#### EXERCISE:
Each line below must be set down exactly as it stands.

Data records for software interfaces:
++++++++++++++++++++
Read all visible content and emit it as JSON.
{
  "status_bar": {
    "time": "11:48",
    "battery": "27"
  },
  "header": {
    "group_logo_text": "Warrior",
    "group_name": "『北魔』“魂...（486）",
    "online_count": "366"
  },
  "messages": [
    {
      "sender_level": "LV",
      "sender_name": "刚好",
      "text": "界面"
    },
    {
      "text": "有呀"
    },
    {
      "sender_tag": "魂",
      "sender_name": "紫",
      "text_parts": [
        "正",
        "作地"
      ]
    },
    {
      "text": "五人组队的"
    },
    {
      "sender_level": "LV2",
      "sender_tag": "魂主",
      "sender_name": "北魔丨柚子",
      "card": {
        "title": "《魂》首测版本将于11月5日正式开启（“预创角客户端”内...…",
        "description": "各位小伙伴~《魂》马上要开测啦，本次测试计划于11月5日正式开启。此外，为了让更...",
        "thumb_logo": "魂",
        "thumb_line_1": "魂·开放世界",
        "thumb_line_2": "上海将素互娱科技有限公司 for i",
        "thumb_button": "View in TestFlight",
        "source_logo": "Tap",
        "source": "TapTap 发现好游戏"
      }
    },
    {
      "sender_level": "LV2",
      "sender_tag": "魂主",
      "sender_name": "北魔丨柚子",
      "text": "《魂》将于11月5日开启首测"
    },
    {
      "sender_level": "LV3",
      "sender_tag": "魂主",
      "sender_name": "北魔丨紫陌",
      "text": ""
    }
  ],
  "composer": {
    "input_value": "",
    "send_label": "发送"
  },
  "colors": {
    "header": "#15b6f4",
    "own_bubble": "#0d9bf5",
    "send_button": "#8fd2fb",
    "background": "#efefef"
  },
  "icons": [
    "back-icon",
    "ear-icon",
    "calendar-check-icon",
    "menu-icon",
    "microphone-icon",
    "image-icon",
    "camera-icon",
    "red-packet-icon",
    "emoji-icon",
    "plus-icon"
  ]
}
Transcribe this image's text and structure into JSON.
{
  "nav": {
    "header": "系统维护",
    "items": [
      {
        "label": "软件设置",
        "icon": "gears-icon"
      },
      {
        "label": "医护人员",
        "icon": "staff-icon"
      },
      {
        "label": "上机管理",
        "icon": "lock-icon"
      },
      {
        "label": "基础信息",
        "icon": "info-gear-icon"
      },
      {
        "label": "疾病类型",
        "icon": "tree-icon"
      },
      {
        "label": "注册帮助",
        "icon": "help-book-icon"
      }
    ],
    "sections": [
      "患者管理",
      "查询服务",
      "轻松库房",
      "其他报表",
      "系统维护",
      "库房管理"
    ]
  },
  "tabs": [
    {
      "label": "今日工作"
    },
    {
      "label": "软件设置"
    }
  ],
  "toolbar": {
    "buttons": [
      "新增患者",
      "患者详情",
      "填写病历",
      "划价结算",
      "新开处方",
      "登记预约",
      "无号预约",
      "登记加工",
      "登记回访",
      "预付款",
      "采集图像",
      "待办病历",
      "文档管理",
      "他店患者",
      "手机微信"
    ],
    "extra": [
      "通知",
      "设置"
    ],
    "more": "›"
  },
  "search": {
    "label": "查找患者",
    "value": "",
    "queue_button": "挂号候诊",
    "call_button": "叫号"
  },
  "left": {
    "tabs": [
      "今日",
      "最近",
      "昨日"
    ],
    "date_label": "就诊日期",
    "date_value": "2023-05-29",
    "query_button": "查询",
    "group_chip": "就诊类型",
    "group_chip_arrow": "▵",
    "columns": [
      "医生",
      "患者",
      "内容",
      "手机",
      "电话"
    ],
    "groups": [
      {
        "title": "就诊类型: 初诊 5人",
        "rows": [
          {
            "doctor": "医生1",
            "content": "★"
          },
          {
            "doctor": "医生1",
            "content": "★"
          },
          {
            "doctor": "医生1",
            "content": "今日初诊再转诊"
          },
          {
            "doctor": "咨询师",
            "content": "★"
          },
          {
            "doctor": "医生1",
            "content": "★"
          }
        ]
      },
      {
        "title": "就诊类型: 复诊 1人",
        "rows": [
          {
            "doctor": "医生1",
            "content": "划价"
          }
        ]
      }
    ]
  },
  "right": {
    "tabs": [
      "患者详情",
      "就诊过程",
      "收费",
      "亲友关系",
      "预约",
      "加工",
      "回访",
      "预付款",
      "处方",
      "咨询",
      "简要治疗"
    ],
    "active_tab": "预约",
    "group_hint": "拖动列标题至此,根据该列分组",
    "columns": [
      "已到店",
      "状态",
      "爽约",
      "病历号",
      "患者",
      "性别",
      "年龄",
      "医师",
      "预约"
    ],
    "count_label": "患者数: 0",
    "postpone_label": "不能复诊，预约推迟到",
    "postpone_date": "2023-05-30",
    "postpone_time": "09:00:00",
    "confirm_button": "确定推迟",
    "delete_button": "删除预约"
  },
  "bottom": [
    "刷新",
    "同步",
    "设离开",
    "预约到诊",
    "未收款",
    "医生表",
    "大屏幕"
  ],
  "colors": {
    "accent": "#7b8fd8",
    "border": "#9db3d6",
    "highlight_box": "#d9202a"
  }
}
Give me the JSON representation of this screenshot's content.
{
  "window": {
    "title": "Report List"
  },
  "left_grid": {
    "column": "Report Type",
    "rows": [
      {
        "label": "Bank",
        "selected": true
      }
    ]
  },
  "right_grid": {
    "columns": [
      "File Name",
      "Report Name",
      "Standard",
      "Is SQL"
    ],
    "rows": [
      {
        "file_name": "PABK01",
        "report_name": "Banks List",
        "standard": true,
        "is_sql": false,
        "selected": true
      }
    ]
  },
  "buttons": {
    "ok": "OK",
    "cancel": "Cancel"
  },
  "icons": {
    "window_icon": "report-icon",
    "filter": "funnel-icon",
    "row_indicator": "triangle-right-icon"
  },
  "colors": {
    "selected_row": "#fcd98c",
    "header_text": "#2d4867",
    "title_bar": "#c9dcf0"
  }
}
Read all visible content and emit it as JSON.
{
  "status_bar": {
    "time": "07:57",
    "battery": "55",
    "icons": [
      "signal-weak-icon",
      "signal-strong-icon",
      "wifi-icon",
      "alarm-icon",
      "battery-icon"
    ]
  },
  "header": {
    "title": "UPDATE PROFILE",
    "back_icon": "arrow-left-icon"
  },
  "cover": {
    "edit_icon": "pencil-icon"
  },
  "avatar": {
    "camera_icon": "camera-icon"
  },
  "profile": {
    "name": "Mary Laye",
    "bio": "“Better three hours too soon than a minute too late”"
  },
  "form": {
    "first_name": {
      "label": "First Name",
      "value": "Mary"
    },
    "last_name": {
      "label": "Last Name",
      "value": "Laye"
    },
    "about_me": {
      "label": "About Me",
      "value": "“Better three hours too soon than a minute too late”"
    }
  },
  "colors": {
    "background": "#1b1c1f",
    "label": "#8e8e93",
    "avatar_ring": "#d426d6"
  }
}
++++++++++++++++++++
#### WRITTEN ANSWER:
Read all visible content and emit it as JSON.
{
  "status_bar": {
    "time": "11:48",
    "battery": "27"
  },
  "header": {
    "group_logo_text": "Warrior",
    "group_name": "『北魔』“魂...（486）",
    "online_count": "366"
  },
  "messages": [
    {
      "sender_level": "LV",
      "sender_name": "刚好",
      "text": "界面"
    },
    {
      "text": "有呀"
    },
    {
      "sender_tag": "魂",
      "sender_name": "紫",
      "text_parts": [
        "正",
        "作地"
      ]
    },
    {
      "text": "五人组队的"
    },
    {
      "sender_level": "LV2",
      "sender_tag": "魂主",
      "sender_name": "北魔丨柚子",
      "card": {
        "title": "《魂》首测版本将于11月5日正式开启（“预创角客户端”内...…",
        "description": "各位小伙伴~《魂》马上要开测啦，本次测试计划于11月5日正式开启。此外，为了让更...",
        "thumb_logo": "魂",
        "thumb_line_1": "魂·开放世界",
        "thumb_line_2": "上海将素互娱科技有限公司 for i",
        "thumb_button": "View in TestFlight",
        "source_logo": "Tap",
        "source": "TapTap 发现好游戏"
      }
    },
    {
      "sender_level": "LV2",
      "sender_tag": "魂主",
      "sender_name": "北魔丨柚子",
      "text": "《魂》将于11月5日开启首测"
    },
    {
      "sender_level": "LV3",
      "sender_tag": "魂主",
      "sender_name": "北魔丨紫陌",
      "text": ""
    }
  ],
  "composer": {
    "input_value": "",
    "send_label": "发送"
  },
  "colors": {
    "header": "#15b6f4",
    "own_bubble": "#0d9bf5",
    "send_button": "#8fd2fb",
    "background": "#efefef"
  },
  "icons": [
    "back-icon",
    "ear-icon",
    "calendar-check-icon",
    "menu-icon",
    "microphone-icon",
    "image-icon",
    "camera-icon",
    "red-packet-icon",
    "emoji-icon",
    "plus-icon"
  ]
}
Transcribe this image's text and structure into JSON.
{
  "nav": {
    "header": "系统维护",
    "items": [
      {
        "label": "软件设置",
        "icon": "gears-icon"
      },
      {
        "label": "医护人员",
        "icon": "staff-icon"
      },
      {
        "label": "上机管理",
        "icon": "lock-icon"
      },
      {
        "label": "基础信息",
        "icon": "info-gear-icon"
      },
      {
        "label": "疾病类型",
        "icon": "tree-icon"
      },
      {
        "label": "注册帮助",
        "icon": "help-book-icon"
      }
    ],
    "sections": [
      "患者管理",
      "查询服务",
      "轻松库房",
      "其他报表",
      "系统维护",
      "库房管理"
    ]
  },
  "tabs": [
    {
      "label": "今日工作"
    },
    {
      "label": "软件设置"
    }
  ],
  "toolbar": {
    "buttons": [
      "新增患者",
      "患者详情",
      "填写病历",
      "划价结算",
      "新开处方",
      "登记预约",
      "无号预约",
      "登记加工",
      "登记回访",
      "预付款",
      "采集图像",
      "待办病历",
      "文档管理",
      "他店患者",
      "手机微信"
    ],
    "extra": [
      "通知",
      "设置"
    ],
    "more": "›"
  },
  "search": {
    "label": "查找患者",
    "value": "",
    "queue_button": "挂号候诊",
    "call_button": "叫号"
  },
  "left": {
    "tabs": [
      "今日",
      "最近",
      "昨日"
    ],
    "date_label": "就诊日期",
    "date_value": "2023-05-29",
    "query_button": "查询",
    "group_chip": "就诊类型",
    "group_chip_arrow": "▵",
    "columns": [
      "医生",
      "患者",
      "内容",
      "手机",
      "电话"
    ],
    "groups": [
      {
        "title": "就诊类型: 初诊 5人",
        "rows": [
          {
            "doctor": "医生1",
            "content": "★"
          },
          {
            "doctor": "医生1",
            "content": "★"
          },
          {
            "doctor": "医生1",
            "content": "今日初诊再转诊"
          },
          {
            "doctor": "咨询师",
            "content": "★"
          },
          {
            "doctor": "医生1",
            "content": "★"
          }
        ]
      },
      {
        "title": "就诊类型: 复诊 1人",
        "rows": [
          {
            "doctor": "医生1",
            "content": "划价"
          }
        ]
      }
    ]
  },
  "right": {
    "tabs": [
      "患者详情",
      "就诊过程",
      "收费",
      "亲友关系",
      "预约",
      "加工",
      "回访",
      "预付款",
      "处方",
      "咨询",
      "简要治疗"
    ],
    "active_tab": "预约",
    "group_hint": "拖动列标题至此,根据该列分组",
    "columns": [
      "已到店",
      "状态",
      "爽约",
      "病历号",
      "患者",
      "性别",
      "年龄",
      "医师",
      "预约"
    ],
    "count_label": "患者数: 0",
    "postpone_label": "不能复诊，预约推迟到",
    "postpone_date": "2023-05-30",
    "postpone_time": "09:00:00",
    "confirm_button": "确定推迟",
    "delete_button": "删除预约"
  },
  "bottom": [
    "刷新",
    "同步",
    "设离开",
    "预约到诊",
    "未收款",
    "医生表",
    "大屏幕"
  ],
  "colors": {
    "accent": "#7b8fd8",
    "border": "#9db3d6",
    "highlight_box": "#d9202a"
  }
}
Give me the JSON representation of this screenshot's content.
{
  "window": {
    "title": "Report List"
  },
  "left_grid": {
    "column": "Report Type",
    "rows": [
      {
        "label": "Bank",
        "selected": true
      }
    ]
  },
  "right_grid": {
    "columns": [
      "File Name",
      "Report Name",
      "Standard",
      "Is SQL"
    ],
    "rows": [
      {
        "file_name": "PABK01",
        "report_name": "Banks List",
        "standard": true,
        "is_sql": false,
        "selected": true
      }
    ]
  },
  "buttons": {
    "ok": "OK",
    "cancel": "Cancel"
  },
  "icons": {
    "window_icon": "report-icon",
    "filter": "funnel-icon",
    "row_indicator": "triangle-right-icon"
  },
  "colors": {
    "selected_row": "#fcd98c",
    "header_text": "#2d4867",
    "title_bar": "#c9dcf0"
  }
}
Read all visible content and emit it as JSON.
{
  "status_bar": {
    "time": "07:57",
    "battery": "55",
    "icons": [
      "signal-weak-icon",
      "signal-strong-icon",
      "wifi-icon",
      "alarm-icon",
      "battery-icon"
    ]
  },
  "header": {
    "title": "UPDATE PROFILE",
    "back_icon": "arrow-left-icon"
  },
  "cover": {
    "edit_icon": "pencil-icon"
  },
  "avatar": {
    "camera_icon": "camera-icon"
  },
  "profile": {
    "name": "Mary Laye",
    "bio": "“Better three hours too soon than a minute too late”"
  },
  "form": {
    "first_name": {
      "label": "First Name",
      "value": "Mary"
    },
    "last_name": {
      "label": "Last Name",
      "value": "Laye"
    },
    "about_me": {
      "label": "About Me",
      "value": "“Better three hours too soon than a minute too late”"
    }
  },
  "colors": {
    "background": "#1b1c1f",
    "label": "#8e8e93",
    "avatar_ring": "#d426d6"
  }
}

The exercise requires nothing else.